RECORD SET:

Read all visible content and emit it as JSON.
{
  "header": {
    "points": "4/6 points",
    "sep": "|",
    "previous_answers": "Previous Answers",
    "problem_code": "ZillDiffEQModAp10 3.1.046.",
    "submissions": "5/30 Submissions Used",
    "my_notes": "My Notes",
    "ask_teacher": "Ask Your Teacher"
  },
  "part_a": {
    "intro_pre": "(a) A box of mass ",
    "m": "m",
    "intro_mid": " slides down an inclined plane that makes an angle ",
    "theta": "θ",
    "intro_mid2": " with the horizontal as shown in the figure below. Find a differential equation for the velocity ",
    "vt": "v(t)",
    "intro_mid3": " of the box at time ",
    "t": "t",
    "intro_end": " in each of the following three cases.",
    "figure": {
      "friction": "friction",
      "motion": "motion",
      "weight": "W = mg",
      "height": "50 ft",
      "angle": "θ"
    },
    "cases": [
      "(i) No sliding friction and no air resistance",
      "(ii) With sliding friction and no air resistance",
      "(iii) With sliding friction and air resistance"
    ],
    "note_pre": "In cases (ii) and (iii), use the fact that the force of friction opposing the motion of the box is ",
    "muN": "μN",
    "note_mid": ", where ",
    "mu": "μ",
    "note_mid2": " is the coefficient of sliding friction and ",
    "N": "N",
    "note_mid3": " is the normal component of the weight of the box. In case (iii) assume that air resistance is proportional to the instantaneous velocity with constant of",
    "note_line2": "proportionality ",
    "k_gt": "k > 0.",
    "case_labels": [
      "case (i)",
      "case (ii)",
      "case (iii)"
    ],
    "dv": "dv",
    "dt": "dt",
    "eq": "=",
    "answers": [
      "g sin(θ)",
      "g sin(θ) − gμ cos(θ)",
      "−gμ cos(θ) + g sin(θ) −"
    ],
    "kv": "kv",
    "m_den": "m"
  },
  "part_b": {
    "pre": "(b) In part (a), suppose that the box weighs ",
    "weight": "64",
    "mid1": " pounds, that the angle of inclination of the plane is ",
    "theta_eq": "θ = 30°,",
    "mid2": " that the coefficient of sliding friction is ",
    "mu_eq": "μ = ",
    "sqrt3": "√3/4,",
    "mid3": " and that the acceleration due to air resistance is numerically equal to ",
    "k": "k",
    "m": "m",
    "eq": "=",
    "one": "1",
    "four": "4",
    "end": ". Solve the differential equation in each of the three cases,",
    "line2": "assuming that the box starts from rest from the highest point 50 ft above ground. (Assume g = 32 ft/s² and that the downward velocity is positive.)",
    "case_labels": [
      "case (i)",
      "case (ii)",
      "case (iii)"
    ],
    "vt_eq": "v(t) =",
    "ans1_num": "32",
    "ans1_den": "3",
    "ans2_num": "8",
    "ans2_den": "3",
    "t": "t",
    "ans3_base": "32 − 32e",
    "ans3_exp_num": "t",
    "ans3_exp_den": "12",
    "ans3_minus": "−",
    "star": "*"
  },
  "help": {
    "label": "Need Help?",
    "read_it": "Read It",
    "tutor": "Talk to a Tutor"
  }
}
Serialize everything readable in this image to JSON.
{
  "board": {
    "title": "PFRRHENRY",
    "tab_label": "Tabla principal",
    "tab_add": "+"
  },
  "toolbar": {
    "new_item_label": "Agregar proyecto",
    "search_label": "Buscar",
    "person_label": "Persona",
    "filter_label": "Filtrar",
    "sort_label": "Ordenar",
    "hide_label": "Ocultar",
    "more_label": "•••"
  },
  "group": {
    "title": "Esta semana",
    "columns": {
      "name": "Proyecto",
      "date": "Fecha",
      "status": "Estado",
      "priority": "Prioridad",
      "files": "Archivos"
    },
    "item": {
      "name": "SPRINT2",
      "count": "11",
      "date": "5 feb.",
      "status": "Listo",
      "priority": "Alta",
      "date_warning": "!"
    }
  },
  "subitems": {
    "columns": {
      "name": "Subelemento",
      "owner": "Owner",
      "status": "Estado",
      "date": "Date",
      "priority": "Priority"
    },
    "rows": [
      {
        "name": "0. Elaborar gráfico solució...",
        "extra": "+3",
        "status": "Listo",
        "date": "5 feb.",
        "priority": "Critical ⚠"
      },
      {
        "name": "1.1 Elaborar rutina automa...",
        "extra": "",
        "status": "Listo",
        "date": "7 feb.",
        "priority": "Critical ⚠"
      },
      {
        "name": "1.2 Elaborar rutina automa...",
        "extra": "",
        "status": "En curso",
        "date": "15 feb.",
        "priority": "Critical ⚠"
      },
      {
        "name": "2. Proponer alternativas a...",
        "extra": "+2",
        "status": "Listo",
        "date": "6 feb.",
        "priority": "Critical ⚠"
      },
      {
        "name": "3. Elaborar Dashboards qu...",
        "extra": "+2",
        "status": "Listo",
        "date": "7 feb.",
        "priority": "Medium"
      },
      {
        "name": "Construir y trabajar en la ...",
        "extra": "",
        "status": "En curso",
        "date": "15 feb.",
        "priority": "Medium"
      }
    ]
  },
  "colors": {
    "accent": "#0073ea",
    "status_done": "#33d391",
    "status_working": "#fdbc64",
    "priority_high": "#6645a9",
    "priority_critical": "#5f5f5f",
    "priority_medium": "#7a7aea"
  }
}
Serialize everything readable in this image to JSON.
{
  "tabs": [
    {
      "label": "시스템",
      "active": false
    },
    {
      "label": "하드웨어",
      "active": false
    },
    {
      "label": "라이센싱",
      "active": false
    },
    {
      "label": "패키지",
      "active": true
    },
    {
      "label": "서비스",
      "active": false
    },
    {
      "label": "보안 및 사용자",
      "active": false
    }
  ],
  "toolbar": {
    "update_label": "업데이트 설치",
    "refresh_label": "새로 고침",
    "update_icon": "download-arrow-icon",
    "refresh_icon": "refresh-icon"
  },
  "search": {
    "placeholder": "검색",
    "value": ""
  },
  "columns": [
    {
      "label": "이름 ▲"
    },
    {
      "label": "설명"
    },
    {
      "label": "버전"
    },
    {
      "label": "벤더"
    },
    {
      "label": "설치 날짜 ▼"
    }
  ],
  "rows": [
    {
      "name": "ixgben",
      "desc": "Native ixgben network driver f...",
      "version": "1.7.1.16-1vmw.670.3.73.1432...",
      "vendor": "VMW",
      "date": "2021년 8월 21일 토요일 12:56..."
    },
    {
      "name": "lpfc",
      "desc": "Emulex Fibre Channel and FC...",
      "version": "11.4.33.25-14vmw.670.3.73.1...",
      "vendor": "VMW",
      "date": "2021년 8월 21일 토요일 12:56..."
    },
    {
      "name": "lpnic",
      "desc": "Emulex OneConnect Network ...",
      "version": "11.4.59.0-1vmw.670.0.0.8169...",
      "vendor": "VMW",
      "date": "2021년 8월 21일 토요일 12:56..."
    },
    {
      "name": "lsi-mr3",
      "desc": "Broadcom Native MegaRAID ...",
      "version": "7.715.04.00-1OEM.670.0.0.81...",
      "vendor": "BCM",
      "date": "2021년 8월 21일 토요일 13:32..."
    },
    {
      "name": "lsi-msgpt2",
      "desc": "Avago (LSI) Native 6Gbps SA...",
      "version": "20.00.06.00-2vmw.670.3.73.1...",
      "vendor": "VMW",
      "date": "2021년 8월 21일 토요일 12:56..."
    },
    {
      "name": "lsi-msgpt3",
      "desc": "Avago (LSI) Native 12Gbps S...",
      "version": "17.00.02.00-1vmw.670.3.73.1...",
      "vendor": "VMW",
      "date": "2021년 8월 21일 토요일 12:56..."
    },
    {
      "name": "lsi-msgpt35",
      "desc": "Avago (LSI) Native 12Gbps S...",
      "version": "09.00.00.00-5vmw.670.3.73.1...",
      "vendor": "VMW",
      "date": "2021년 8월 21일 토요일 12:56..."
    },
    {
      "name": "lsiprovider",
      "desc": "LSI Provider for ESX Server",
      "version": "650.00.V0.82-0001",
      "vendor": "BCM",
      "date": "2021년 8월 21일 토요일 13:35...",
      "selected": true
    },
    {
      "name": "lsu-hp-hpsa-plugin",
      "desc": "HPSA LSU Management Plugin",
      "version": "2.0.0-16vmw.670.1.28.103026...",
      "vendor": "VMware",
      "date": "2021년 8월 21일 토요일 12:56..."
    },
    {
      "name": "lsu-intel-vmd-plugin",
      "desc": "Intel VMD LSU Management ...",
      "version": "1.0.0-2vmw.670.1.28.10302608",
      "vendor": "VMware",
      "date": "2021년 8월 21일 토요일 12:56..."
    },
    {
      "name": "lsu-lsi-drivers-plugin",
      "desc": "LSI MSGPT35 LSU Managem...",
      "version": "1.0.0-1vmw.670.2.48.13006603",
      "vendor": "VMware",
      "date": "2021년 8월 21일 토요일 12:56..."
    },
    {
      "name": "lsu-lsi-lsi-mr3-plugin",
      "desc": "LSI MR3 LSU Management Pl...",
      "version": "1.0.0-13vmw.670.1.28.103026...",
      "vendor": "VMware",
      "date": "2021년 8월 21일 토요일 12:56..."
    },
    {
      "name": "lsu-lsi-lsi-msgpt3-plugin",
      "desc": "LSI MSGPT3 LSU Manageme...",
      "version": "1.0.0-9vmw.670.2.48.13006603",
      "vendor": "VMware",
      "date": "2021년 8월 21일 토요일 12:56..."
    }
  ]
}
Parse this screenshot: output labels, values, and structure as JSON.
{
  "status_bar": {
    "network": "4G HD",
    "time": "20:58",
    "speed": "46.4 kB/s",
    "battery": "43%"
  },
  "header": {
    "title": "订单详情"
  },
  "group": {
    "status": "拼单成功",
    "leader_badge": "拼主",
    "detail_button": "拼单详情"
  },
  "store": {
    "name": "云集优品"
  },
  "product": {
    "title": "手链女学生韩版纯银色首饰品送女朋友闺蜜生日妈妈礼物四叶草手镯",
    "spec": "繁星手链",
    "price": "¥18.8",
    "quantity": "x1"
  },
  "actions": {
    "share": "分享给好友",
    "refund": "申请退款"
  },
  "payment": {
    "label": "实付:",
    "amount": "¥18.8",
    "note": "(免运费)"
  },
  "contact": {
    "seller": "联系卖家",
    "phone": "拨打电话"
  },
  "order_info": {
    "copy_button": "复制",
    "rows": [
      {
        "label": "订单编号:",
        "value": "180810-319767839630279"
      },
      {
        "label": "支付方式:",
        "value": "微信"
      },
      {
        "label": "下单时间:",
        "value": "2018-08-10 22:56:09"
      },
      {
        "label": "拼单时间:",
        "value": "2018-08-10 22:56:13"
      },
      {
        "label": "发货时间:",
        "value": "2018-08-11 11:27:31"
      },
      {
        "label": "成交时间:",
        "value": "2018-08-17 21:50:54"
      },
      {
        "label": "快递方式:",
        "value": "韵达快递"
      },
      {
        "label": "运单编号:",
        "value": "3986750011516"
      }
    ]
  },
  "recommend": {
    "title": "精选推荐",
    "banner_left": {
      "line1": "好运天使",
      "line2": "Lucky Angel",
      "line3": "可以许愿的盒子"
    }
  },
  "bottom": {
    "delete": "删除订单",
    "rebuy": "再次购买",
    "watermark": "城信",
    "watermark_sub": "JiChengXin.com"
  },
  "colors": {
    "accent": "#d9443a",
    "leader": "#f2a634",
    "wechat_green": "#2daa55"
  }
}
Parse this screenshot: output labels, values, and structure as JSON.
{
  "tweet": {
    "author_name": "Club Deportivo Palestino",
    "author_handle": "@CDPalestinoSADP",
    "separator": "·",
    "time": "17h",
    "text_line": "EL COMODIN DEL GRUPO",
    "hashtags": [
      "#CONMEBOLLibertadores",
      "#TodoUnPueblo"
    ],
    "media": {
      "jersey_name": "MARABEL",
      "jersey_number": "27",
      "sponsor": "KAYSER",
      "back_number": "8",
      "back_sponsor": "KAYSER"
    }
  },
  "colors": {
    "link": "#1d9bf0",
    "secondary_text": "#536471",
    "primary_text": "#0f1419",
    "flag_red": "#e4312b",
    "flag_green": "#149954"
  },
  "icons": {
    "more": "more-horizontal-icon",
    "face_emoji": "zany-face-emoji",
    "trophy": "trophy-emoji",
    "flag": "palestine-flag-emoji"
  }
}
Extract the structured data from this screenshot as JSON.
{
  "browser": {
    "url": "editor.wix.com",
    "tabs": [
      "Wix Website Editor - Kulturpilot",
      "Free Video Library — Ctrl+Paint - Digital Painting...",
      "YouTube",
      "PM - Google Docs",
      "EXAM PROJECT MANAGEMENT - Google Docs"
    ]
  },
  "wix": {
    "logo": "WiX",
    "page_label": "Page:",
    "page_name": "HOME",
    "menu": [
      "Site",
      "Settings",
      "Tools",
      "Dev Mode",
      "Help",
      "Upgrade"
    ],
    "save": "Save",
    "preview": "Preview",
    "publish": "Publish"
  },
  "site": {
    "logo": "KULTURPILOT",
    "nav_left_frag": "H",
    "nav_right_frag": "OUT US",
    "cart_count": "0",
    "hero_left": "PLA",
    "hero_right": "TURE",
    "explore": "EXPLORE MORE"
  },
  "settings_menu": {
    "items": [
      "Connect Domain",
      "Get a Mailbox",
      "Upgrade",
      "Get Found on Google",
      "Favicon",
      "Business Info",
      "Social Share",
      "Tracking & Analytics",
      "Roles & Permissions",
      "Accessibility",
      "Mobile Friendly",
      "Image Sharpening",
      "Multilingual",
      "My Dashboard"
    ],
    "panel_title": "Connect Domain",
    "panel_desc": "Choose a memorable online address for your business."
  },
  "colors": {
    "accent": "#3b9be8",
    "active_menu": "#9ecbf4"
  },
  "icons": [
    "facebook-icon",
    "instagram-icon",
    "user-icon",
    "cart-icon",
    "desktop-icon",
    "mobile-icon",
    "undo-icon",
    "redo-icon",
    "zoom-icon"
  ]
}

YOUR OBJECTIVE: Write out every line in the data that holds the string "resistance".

WRITTEN SOLUTION:
      "(i) No sliding friction and no air resistance",
      "(ii) With sliding friction and no air resistance",
      "(iii) With sliding friction and air resistance"
    "note_mid3": " is the normal component of the weight of the box. In case (iii) assume that air resistance is proportional to the instantaneous velocity with constant of",
    "mid3": " and that the acceleration due to air resistance is numerically equal to ",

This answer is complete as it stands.